Montréal Ouvert wants the city’s facts and figures in open format
by MATT JONES
September 1, 2010
If there's a future for smartphone applications beyond firing indignant fowl at pigs and perusing the holiday snaps of people you wish were your real friends, Montreal Ouvert is determined to find it. Over the past couple years, city administrations around the world have begun to take various types of public data they’ve been sitting on—the kind that’s usually on display in the basement filing cabinet of City Hall—and upload it onto the Internet in open format. The result is a software developer’s wet dream: pages and pages of unorganized data just waiting to be pieced together, measured, graphed, made into parabolas, sexed-up and put online as user-friendly applications to make our increasingly tech-heavy lives more convenient. That’s a fantasy the four founders of Montréal Ouvert hope to see realized in Montreal as soon as possible.

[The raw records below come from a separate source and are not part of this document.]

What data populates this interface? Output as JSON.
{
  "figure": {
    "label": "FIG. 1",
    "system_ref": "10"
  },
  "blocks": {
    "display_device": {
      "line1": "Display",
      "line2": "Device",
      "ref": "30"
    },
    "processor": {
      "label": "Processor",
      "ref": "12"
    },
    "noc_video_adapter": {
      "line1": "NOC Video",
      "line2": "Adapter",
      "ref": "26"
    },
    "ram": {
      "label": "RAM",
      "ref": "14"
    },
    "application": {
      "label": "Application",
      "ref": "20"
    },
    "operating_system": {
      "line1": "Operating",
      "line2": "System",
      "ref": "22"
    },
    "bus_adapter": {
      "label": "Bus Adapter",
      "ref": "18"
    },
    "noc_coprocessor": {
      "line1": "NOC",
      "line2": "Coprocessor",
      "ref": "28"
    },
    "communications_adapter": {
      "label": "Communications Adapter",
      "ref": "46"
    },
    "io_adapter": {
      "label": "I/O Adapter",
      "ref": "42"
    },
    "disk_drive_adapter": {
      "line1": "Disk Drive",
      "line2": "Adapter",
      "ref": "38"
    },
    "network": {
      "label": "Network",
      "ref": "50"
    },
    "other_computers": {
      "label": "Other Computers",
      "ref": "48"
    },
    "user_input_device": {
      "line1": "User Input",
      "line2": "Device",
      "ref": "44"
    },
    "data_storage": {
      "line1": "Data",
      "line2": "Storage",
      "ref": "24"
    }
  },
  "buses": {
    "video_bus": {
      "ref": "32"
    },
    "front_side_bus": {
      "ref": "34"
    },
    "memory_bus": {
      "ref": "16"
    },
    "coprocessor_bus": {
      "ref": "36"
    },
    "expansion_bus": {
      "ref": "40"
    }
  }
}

"This initiative started first in the UK, where city officials adopted a motion to provide access in a standardized format to data. The goal is for civic information to be made accessible through a single, easily usable repository that then developers, coders, statisticians, librarians, civil society at large can use," says Jean-Noé Landry, whose day job is as a consultant in democratic development.
One such application is Stumble Safely, developed in Washington, D.C. Using the City's crime statistics, it helps you navigate your way home from a bar in the murder capital of the US while avoiding the most likely places to get mugged.
"You go on Google Maps and you can see all the crimes that have been reported along your route and then you can filter it by time or type of crime," says Jonathan Brun, who is also the co-founder of Nimonik, an environmental regulatory website. "Eventually, you would think you'd be able to map out things like contaminated sites, air pollution, water issues. So if you rent a home in a new neighbourhood, you can see access to public transportation, environmental conditions, crime conditions, the types of businesses in your neighbourhood."
The possibilities are limited only by the type of data that can be accessed. "Obviously, we're not suggesting people open up their health records," says Michael Lenczner, the founder of Île-Sans-Fil. But other health data could be useful.
"Say you go to a restaurant and there've been health reports on it," says Lenczner. "Right now the information's in City Hall, you can go find it. But you could be looking at the restaurant and pull out your iPhone and see which restaurants have had a health report in the last six months."
For the group, the issue is not just one of convenient consumerism, but of democratizing information that's already public. For Sebastien Pierre, founder of FFunction, a company that organizes visualizations of data, the distance citizens are kept from information is one of the reasons people are becoming disenchanted with politics.
"Very often you have to take too many steps to reach information. If you have to go to a library and make an appointment, that's really a huge roadblock. But if you have the tools, even without knowledge of programming you have access to a lot of information. And if you want to do something in your area, you're much more powerful," he says.
For the moment, the group is patiently putting together a campaign to persuade the City that an open data approach would benefit Montreal. Brun says a number of councillors are interested, but one problem is simply that the project is so new: Toronto opened up its data only a year and a half ago and Ottawa followed last April. Still, Landry is convinced the benefits are self-evident.
"It's a competitive advantage issue: if you're able to keep the innovators, the creative side of the city, then the economic benefits trickle down."
See montrealouvert.net to follow the campaign.
Montreal Mirror September 1, 2010 (this is the unedited text)